From the entries below, copy each line in which the word "dept" occurs.

[Stored entries]
----

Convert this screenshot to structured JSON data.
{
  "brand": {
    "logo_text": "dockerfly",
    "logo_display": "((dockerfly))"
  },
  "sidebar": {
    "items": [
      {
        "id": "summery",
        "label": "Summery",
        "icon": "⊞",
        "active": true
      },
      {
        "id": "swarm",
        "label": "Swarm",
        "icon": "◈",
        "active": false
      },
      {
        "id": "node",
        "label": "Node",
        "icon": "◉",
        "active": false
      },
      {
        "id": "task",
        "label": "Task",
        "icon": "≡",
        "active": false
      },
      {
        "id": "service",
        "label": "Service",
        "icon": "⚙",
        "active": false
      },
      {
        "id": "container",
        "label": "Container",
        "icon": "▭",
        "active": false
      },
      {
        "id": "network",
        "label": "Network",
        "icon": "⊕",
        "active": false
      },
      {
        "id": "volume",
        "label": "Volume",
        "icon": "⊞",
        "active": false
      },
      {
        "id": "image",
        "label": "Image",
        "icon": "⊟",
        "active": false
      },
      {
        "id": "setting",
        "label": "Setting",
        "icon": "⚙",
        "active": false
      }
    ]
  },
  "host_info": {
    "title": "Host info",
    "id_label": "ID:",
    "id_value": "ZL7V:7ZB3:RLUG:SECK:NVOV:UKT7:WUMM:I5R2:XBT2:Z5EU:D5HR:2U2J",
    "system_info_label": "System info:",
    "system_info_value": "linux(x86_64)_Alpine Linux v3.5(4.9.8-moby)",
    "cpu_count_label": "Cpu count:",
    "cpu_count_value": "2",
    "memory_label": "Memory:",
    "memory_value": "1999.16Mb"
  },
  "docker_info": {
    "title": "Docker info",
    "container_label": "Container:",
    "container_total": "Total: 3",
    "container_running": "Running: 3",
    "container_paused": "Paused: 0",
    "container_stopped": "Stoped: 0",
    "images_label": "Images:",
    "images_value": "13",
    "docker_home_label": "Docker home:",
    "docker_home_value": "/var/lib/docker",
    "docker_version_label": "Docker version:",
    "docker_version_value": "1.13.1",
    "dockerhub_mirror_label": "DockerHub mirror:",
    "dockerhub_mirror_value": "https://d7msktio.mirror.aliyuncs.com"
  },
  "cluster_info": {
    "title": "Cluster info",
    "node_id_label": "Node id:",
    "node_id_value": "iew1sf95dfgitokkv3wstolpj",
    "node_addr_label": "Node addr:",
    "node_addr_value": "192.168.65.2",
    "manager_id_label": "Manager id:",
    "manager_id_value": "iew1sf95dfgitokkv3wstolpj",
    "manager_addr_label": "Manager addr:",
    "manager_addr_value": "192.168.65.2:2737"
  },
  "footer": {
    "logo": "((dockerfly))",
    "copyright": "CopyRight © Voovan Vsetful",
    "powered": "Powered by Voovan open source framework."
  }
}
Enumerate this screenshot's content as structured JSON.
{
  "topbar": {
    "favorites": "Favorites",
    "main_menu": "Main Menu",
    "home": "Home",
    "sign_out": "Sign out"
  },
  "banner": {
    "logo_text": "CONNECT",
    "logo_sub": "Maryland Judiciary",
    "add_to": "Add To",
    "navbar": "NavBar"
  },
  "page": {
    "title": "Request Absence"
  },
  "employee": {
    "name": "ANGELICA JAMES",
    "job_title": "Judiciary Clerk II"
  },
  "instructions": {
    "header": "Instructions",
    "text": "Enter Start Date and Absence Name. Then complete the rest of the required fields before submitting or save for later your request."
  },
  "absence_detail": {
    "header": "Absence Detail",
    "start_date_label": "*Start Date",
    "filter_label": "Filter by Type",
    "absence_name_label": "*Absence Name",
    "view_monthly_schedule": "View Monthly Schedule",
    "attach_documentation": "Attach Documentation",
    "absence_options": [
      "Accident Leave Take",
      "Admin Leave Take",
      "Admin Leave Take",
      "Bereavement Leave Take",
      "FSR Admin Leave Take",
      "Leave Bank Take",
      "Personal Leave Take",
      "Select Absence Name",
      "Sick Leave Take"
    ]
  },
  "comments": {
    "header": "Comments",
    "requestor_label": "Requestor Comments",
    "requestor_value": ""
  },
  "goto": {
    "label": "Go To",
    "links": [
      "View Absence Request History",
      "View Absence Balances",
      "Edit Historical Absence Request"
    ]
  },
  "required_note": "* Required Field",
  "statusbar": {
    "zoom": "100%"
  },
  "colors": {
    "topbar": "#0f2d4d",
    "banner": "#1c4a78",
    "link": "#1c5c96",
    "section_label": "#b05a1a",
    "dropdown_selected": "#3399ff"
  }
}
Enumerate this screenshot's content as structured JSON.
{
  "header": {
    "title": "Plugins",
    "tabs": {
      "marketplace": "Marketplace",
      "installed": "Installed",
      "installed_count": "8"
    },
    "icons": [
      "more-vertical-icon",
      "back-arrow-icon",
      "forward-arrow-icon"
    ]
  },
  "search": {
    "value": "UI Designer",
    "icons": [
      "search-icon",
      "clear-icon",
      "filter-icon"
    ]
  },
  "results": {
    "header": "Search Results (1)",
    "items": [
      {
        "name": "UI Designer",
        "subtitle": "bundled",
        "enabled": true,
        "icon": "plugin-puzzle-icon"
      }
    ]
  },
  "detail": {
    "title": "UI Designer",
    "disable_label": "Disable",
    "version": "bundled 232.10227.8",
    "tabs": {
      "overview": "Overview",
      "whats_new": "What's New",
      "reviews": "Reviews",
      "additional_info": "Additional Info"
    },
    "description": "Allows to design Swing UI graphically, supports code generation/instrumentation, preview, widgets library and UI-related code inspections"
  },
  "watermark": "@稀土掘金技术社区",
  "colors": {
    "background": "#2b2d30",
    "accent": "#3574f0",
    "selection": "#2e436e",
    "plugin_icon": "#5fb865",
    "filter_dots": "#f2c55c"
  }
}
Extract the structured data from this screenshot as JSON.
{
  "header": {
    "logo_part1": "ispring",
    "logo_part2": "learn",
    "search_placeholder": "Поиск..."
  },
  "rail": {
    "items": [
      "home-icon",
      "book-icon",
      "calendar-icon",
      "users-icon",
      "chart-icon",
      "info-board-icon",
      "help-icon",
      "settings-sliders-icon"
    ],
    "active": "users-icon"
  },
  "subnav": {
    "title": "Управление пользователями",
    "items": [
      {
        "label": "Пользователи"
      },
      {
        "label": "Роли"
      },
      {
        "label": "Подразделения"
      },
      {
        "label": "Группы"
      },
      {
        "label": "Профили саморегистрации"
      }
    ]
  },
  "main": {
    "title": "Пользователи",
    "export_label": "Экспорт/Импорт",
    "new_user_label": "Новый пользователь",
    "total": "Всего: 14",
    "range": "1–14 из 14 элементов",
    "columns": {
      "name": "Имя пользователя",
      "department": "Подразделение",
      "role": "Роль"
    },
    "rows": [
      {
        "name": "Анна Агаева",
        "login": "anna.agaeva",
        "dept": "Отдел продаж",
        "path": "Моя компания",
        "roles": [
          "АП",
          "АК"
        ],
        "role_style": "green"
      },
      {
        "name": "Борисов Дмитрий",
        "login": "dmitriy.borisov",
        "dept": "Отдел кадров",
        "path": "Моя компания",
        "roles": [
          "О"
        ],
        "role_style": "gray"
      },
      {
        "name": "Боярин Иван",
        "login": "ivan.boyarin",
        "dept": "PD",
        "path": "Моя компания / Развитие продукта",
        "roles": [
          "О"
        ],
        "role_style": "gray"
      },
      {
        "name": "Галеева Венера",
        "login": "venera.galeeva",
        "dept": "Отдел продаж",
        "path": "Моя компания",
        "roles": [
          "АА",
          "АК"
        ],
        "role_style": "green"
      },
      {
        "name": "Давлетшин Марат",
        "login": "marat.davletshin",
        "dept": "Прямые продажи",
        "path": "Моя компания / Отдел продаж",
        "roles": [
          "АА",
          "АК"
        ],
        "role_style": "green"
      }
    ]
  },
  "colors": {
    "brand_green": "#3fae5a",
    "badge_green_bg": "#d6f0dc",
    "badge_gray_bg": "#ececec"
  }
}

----

- _TASK ANSWER_
        "dept": "Отдел продаж",
        "dept": "Отдел кадров",
        "dept": "PD",
        "dept": "Отдел продаж",
        "dept": "Прямые продажи",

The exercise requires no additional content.